--- WHAT IS BEING ASKED ---
Report back every line below that carries the word "FRAMES".

───── PROVIDED RECORDS

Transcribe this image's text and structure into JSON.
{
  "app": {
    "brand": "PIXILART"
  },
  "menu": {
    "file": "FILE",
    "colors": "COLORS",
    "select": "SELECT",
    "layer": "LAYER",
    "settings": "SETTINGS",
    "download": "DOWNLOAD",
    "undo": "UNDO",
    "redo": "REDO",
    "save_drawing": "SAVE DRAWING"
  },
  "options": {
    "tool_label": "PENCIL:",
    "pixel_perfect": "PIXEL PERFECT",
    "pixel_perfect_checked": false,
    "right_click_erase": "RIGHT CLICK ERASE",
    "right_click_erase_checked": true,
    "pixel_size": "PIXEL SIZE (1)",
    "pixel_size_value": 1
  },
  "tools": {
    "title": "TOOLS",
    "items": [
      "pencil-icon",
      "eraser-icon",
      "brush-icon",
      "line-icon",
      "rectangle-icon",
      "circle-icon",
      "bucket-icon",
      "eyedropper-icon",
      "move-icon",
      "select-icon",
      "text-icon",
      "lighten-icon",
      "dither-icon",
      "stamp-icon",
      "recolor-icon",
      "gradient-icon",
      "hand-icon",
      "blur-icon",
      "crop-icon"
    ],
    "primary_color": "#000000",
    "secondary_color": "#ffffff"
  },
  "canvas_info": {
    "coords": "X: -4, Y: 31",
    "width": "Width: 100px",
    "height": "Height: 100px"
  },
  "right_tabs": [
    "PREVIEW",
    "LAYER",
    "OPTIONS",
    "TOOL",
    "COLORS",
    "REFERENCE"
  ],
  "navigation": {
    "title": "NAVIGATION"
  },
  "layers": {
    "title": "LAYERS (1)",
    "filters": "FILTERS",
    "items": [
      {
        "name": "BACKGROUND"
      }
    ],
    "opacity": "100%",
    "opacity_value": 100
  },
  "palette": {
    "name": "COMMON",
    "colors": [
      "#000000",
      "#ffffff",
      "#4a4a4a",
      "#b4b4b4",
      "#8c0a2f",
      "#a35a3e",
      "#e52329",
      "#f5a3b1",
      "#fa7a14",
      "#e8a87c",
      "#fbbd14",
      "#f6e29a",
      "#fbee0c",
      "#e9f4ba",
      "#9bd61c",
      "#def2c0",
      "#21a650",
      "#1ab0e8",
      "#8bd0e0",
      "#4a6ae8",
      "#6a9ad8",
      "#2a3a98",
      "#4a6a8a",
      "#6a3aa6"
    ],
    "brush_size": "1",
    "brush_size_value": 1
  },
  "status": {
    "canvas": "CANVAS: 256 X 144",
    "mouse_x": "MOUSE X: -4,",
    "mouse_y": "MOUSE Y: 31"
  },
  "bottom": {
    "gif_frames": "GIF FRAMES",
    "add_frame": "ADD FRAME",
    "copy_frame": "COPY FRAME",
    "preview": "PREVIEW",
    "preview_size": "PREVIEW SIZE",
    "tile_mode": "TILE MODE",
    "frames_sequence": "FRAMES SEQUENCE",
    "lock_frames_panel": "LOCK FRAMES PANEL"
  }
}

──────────

--- SOLUTION ---
    "gif_frames": "GIF FRAMES",
    "frames_sequence": "FRAMES SEQUENCE",
    "lock_frames_panel": "LOCK FRAMES PANEL"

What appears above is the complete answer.